§ **Work instructions**: Keep only the lines of the data below that contain "text", and copy them.

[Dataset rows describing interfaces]
######
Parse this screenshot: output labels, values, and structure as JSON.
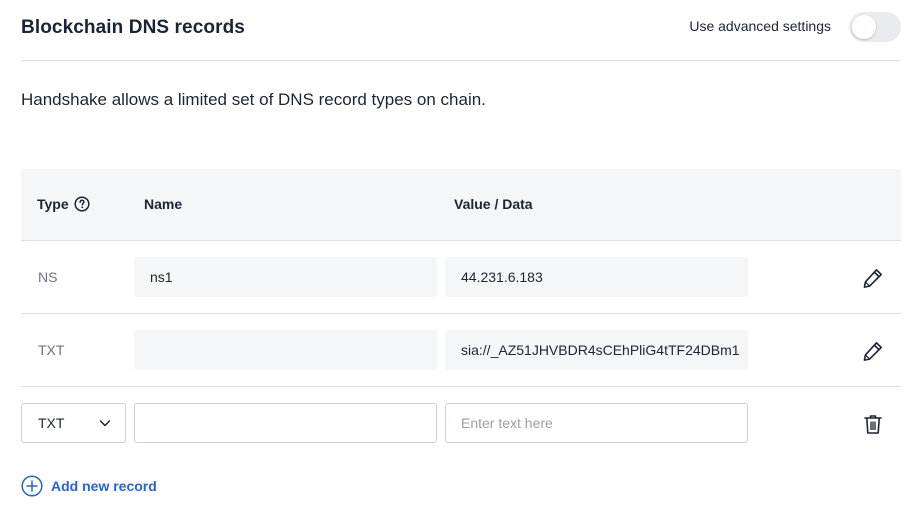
{
  "header": {
    "title": "Blockchain DNS records",
    "advanced_label": "Use advanced settings",
    "advanced_enabled": false
  },
  "description": "Handshake allows a limited set of DNS record types on chain.",
  "table": {
    "columns": {
      "type": "Type",
      "name": "Name",
      "value": "Value / Data"
    },
    "rows": [
      {
        "type": "NS",
        "name": "ns1",
        "value": "44.231.6.183"
      },
      {
        "type": "TXT",
        "name": "",
        "value": "sia://_AZ51JHVBDR4sCEhPliG4tTF24DBm1"
      }
    ],
    "new_row": {
      "type": "TXT",
      "name": "",
      "value_placeholder": "Enter text here"
    }
  },
  "add_record_label": "Add new record",
  "colors": {
    "accent": "#2563d9",
    "header_bg": "#f5f6f8",
    "border": "#dcdfe4"
  },
  "icons": {
    "help": "help-circle-icon",
    "edit": "pencil-icon",
    "delete": "trash-icon",
    "add": "plus-circle-icon",
    "dropdown": "chevron-down-icon"
  }
}
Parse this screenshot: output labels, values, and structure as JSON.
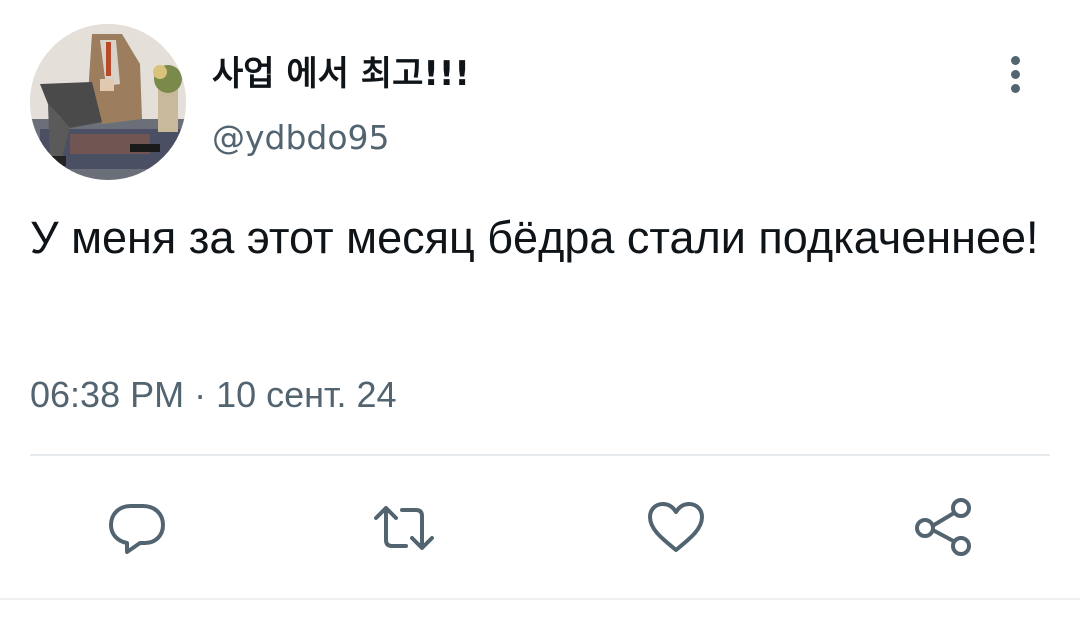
{
  "user": {
    "display_name": "사업 에서 최고!!!",
    "handle": "@ydbdo95"
  },
  "tweet": {
    "text": "У меня за этот месяц бёдра стали подкаченнее!",
    "timestamp": "06:38 PM · 10 сент. 24"
  },
  "icons": {
    "more": "more-vertical-icon",
    "reply": "reply-icon",
    "retweet": "retweet-icon",
    "like": "heart-icon",
    "share": "share-icon"
  },
  "colors": {
    "text": "#0f1419",
    "secondary": "#536471",
    "icon": "#536471",
    "divider": "#e8ebed"
  }
}
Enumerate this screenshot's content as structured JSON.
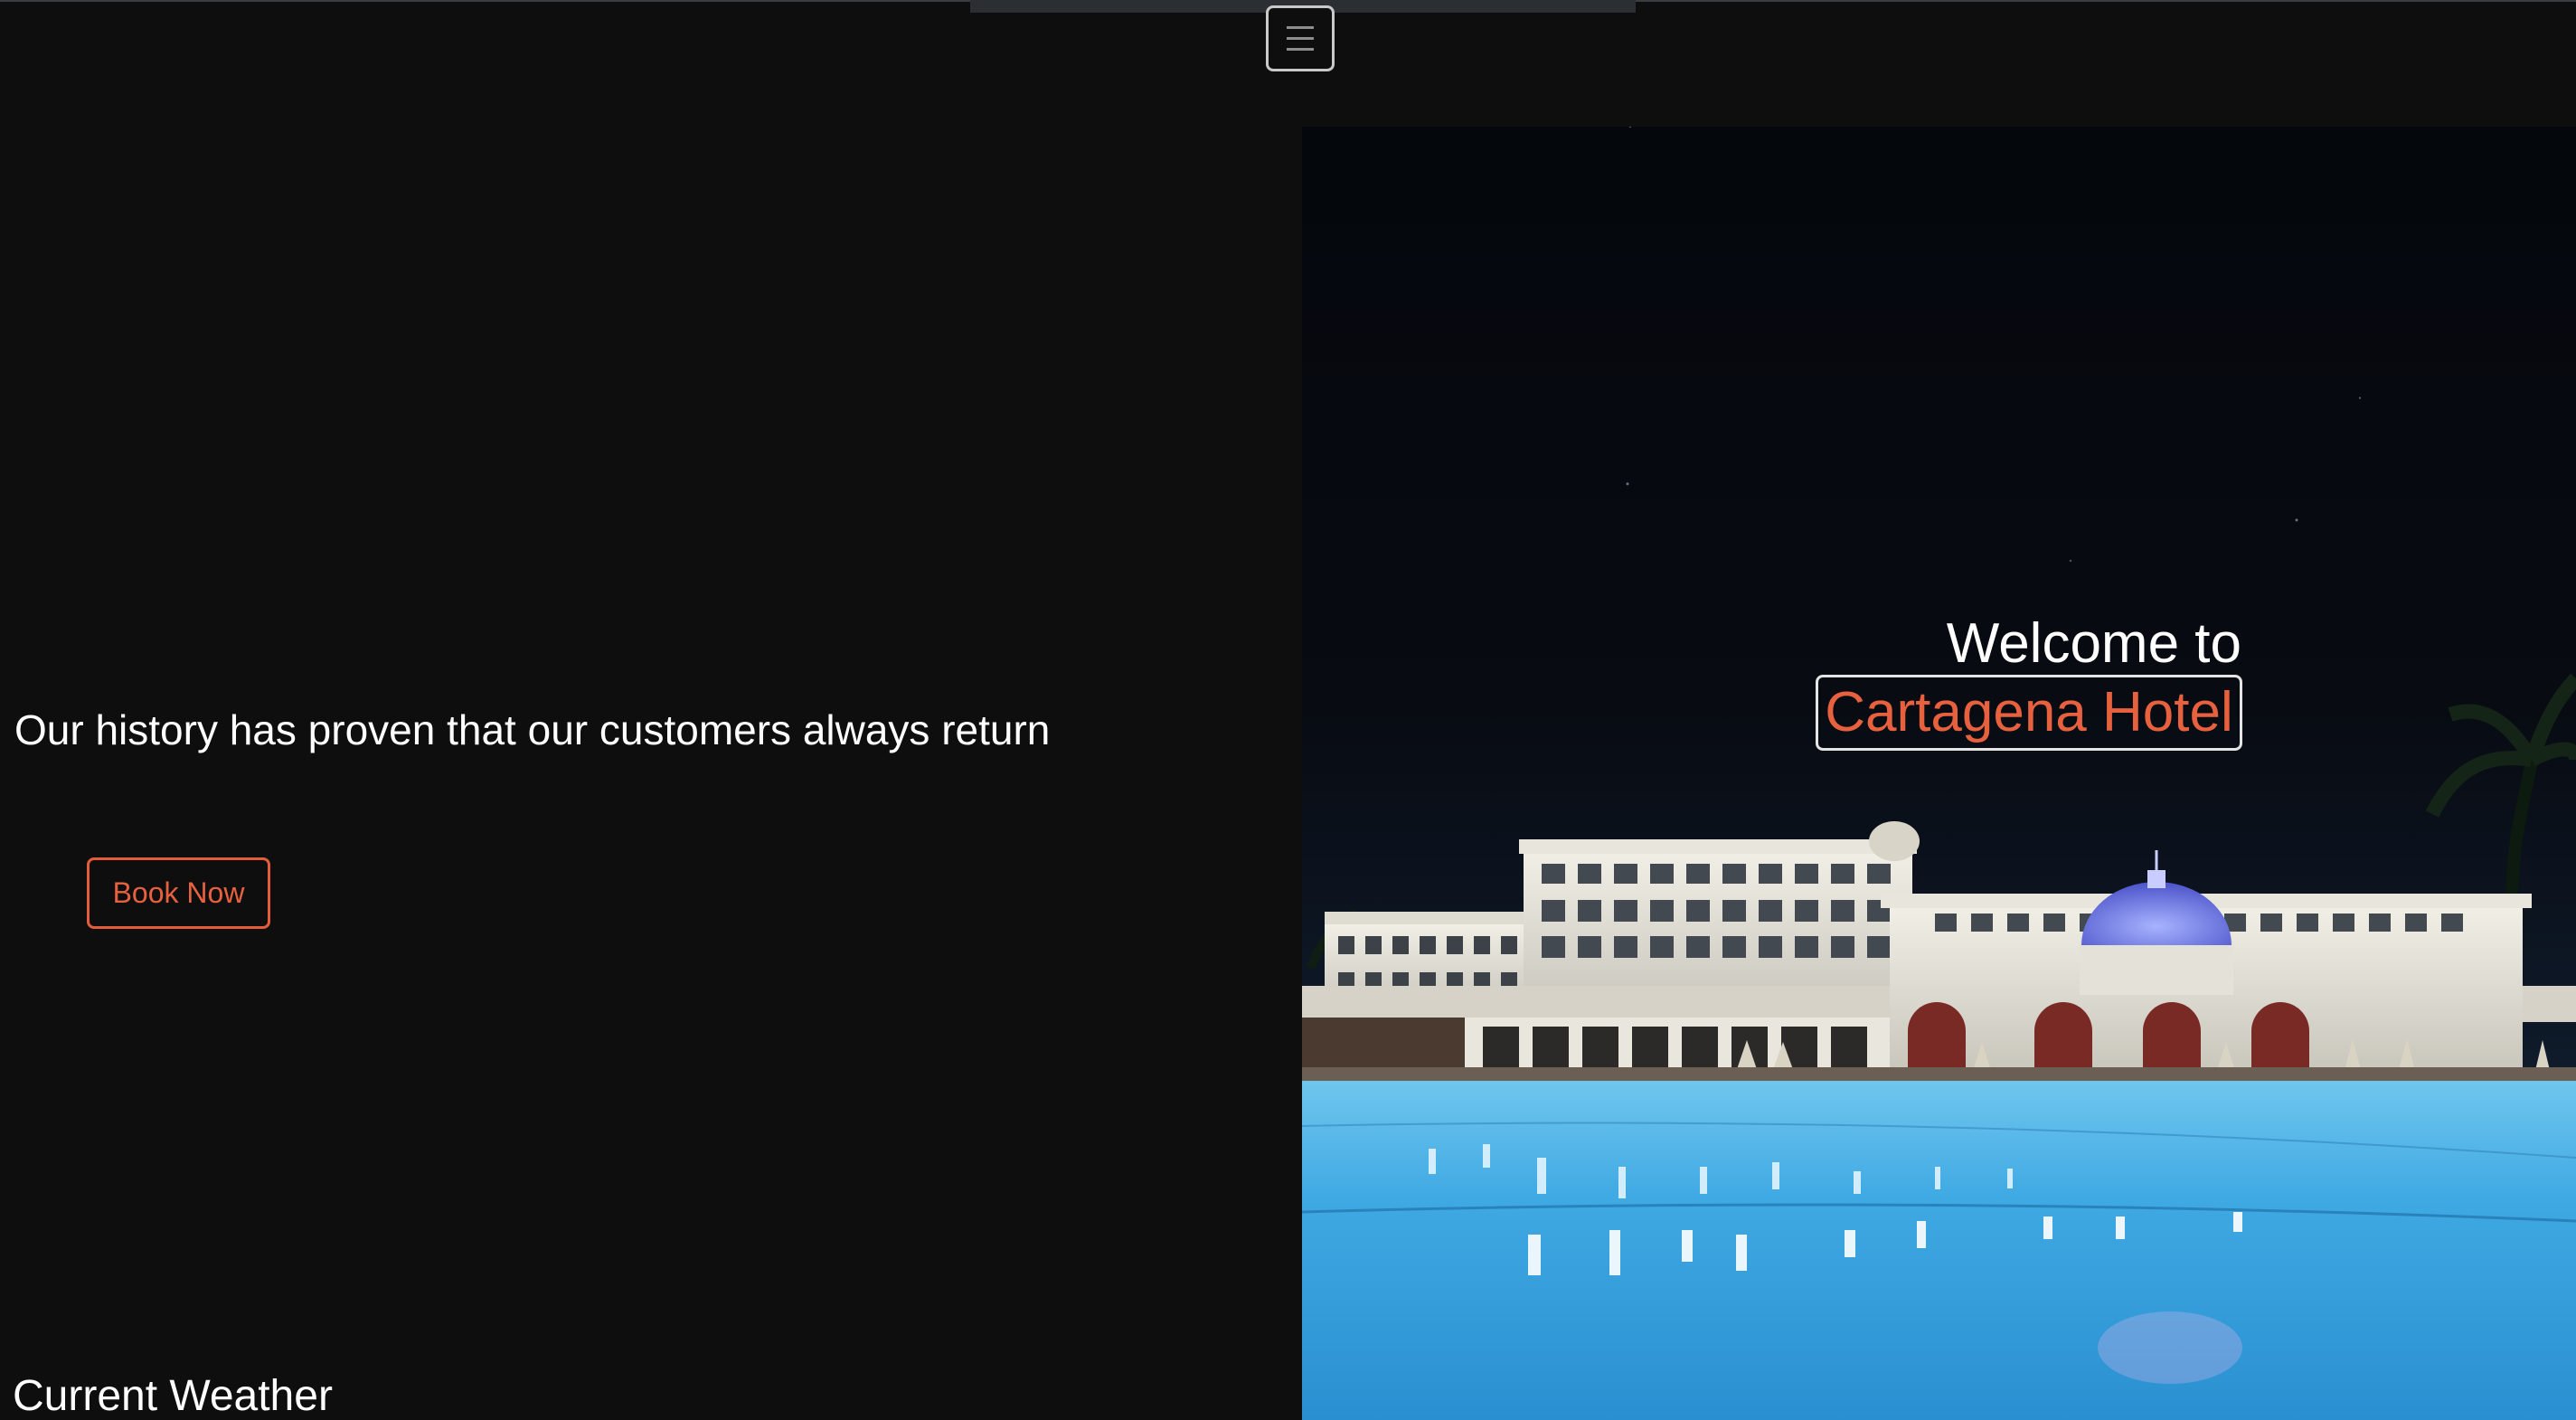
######
§ **Task result**:
      "value_placeholder": "Enter text here"
    "text": "У меня за этот месяц бёдра стали подкаченнее!",
    "text": "#0f1419",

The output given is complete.